- Unfortunately, there is no dedicated Windows task killer except for the built-in Task Manager.
- Task Manager monitors the Windows system and provides information about the general status of your PC.
- If an application hangs or consumes too many resources, you can use a background app killer for Windows 10.
- There are some Task Manager alternatives that can act as Windows 10 task killer tools.
As every Windows 10 user out there already knows, once you’ve pressed the Windows key on your keyboard, your device will go to the Start Screen. However, the apps will remain open on your device, and if you take a look at the right-side menu you will see all of them.
But how exactly do you close running apps on your Windows 10 device?
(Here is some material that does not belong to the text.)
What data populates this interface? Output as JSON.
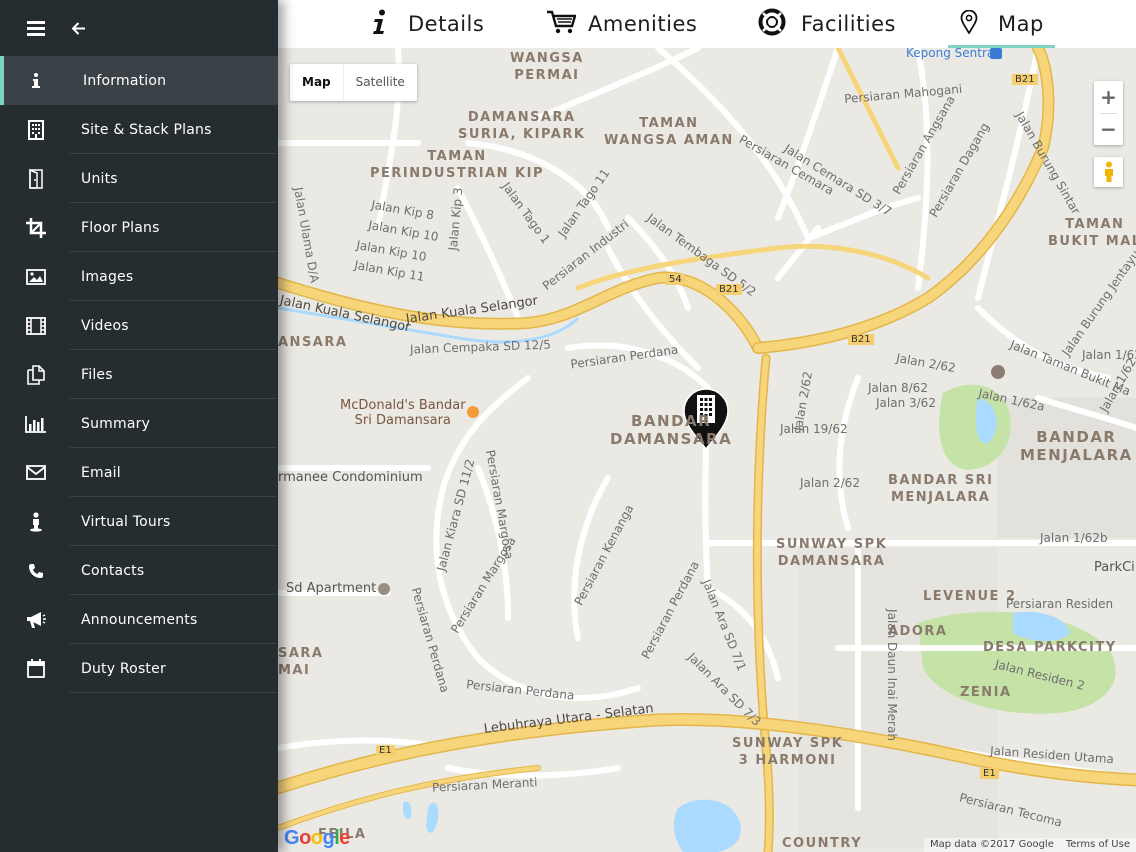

On other mobile devices, like Android, when you have too many running apps, you can use a task killer that will close all of them and free up some memory.
However, when it comes to Windows 10 what do you do? Where do you get a Windows 10 task killer?
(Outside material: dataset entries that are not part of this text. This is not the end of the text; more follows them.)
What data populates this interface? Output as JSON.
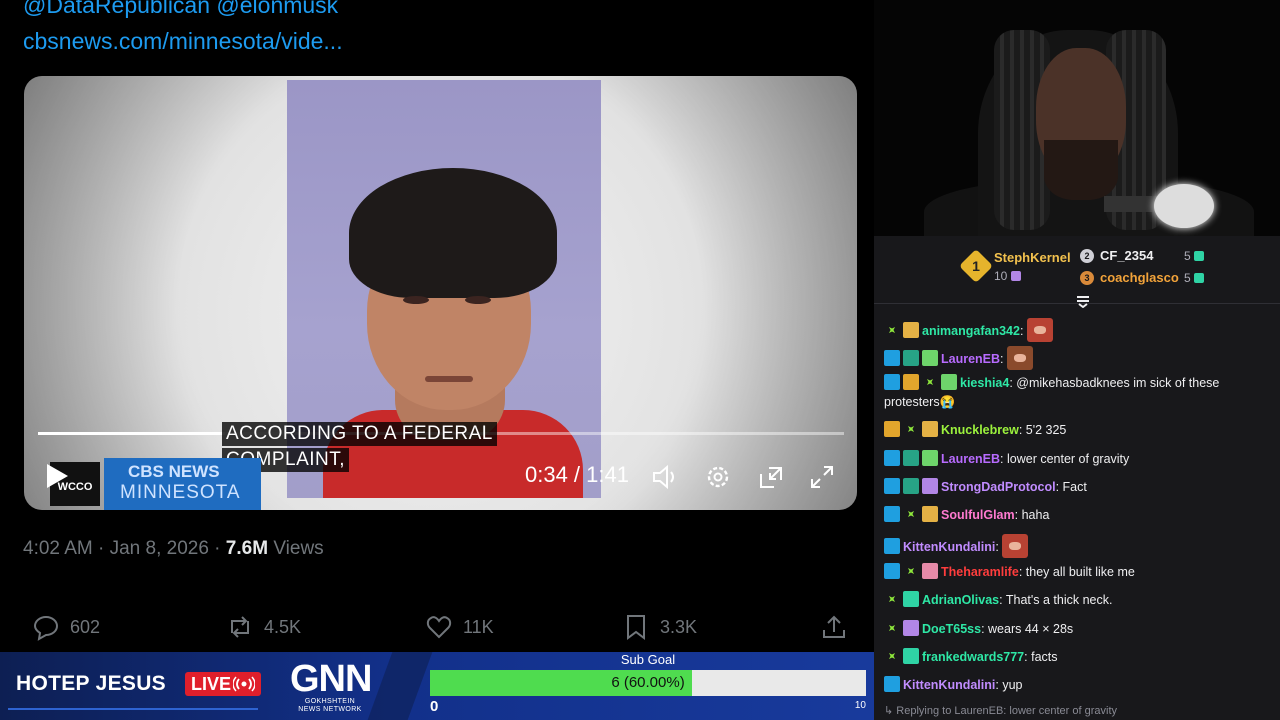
{
  "tweet": {
    "mentions": "@DataRepublican @elonmusk",
    "link": "cbsnews.com/minnesota/vide...",
    "video": {
      "caption_line1": "ACCORDING TO A FEDERAL",
      "caption_line2": "COMPLAINT,",
      "time_display": "0:34 / 1:41",
      "progress_fraction": 0.232,
      "station_logo": "WCCO",
      "network_line1": "CBS NEWS",
      "network_line2": "MINNESOTA"
    },
    "timestamp": "4:02 AM · Jan 8, 2026 · ",
    "views_count": "7.6M",
    "views_label": " Views",
    "actions": {
      "replies": "602",
      "reposts": "4.5K",
      "likes": "11K",
      "bookmarks": "3.3K"
    }
  },
  "chat": {
    "leaderboard": {
      "first": {
        "rank": "1",
        "name": "StephKernel",
        "count": "10"
      },
      "second": {
        "rank": "2",
        "name": "CF_2354",
        "count": "5"
      },
      "third": {
        "rank": "3",
        "name": "coachglasco",
        "count": "5"
      }
    },
    "messages": [
      {
        "user": "animangafan342",
        "color": "#2ee8a6",
        "text": ""
      },
      {
        "user": "LaurenEB",
        "color": "#b86bff",
        "text": ""
      },
      {
        "user": "kieshia4",
        "color": "#2ee8a6",
        "text": " @mikehasbadknees im sick of these protesters😭"
      },
      {
        "user": "Knucklebrew",
        "color": "#9cf23d",
        "text": " 5'2 325"
      },
      {
        "user": "LaurenEB",
        "color": "#b86bff",
        "text": " lower center of gravity"
      },
      {
        "user": "StrongDadProtocol",
        "color": "#c18cff",
        "text": " Fact"
      },
      {
        "user": "SoulfulGlam",
        "color": "#ff7ad0",
        "text": " haha"
      },
      {
        "user": "KittenKundalini",
        "color": "#c18cff",
        "text": ""
      },
      {
        "user": "Theharamlife",
        "color": "#ff3d3d",
        "text": " they all built like me"
      },
      {
        "user": "AdrianOlivas",
        "color": "#2ee8a6",
        "text": " That's a thick neck."
      },
      {
        "user": "DoeT65ss",
        "color": "#2ee8a6",
        "text": " wears 44 × 28s"
      },
      {
        "user": "frankedwards777",
        "color": "#2ee8a6",
        "text": " facts"
      },
      {
        "user": "KittenKundalini",
        "color": "#c18cff",
        "text": " yup"
      }
    ],
    "reply_hint": "Replying to LaurenEB: lower center of gravity"
  },
  "bottom_bar": {
    "show_title": "HOTEP JESUS",
    "live_label": "LIVE",
    "logo_main": "GNN",
    "logo_sub1": "GOKHSHTEIN",
    "logo_sub2": "NEWS NETWORK",
    "sub_goal": {
      "label": "Sub Goal",
      "value_text": "6 (60.00%)",
      "current": 6,
      "target": 10,
      "fraction": 0.6,
      "min_label": "0",
      "max_label": "10"
    }
  },
  "colors": {
    "accent_link": "#1d9bf0",
    "live_red": "#e01f2b",
    "goal_green": "#4fdc4f",
    "chat_bg": "#18181b"
  }
}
How can I find a Windows 10 task killer?
Truth be told, when you exit an app on Windows 10, it doesn’t just stand there and hog resources, the OS automatically puts the app in a standby state, similar to what iOS users experience.
And while these apps don’t eat up too much memory whilst in this state, when you have many opened, you will see a drop in performance.
If you were thinking of getting a Windows 10 app killer, then think again, as no such apps are available on the Microsoft Store at this moment.
But even so, Microsoft was kind enough to implement a way in which users can stop running apps and free up some memory.
How can I kill Windows 10 apps using Task Manager?
By now, you have seen the new Task Manager in Windows 10, and if you are new to Windows 10 and didn’t get a chance to get familiar with it, know that you will be able to use it to close running apps.
Open Task Manager by holding down Ctrl + Shift + Esc or Ctrl + Alt + Del and select Task Manager and in the top part of the Processes tab, you will see all the running apps. From here, you can close them one by one.
Task Manager is also a good background app killer for Windows 10. You fill find the background running apps right below the running ones and you will also be able to end them.
Another way to go around the problem is to use a Task Manager Alternative, which are other desktop programs that allow you to close lagging or not responding processes.
However, these third-party apps have more advanced functions, and if you only need to close a few apps, there would be no point in installing and fiddling with them.
But for those who want to have complete control over what apps are running on their computers, we have a great list of Task Manager alternatives.
It would be nice if Microsoft would add a quick and fast option to close all the running apps, instead of having to go to Task Manager or close them manually one by one. We hope that future updates of Windows will bring such features.
Windows App killer – Use the hidden Terminate option
Speaking of closing active apps and programs, Windows 10 does offer a series of settings that allow you to better control what apps can run on your machine at any given moment.
If you go to Apps & Features, you’ll see a list of all the apps installed on your computer and you can quickly uninstall those that you haven’t used for a while.
From there, select the application you want to kill. Click on the Advanced options or Advanced app info button. Click the Terminate button to immediately kill the app.
You can also limit the number of running apps by performing a clean boot. In this manner, your Windows 10 computer will boot up using only a limited number of drivers. For more information on the steps to follow, we have an excellent article that will guide you step-by-step.
Frequently Asked Questions
We have just the right guide on how to kill apps in Windows 10.
It depends if you find the application useful or not. Some just update the live tiles. Others perform syncing operations such as Dropbox.
Some of the listed in Task Manager are important. However, see how to fix too many background processes for more details.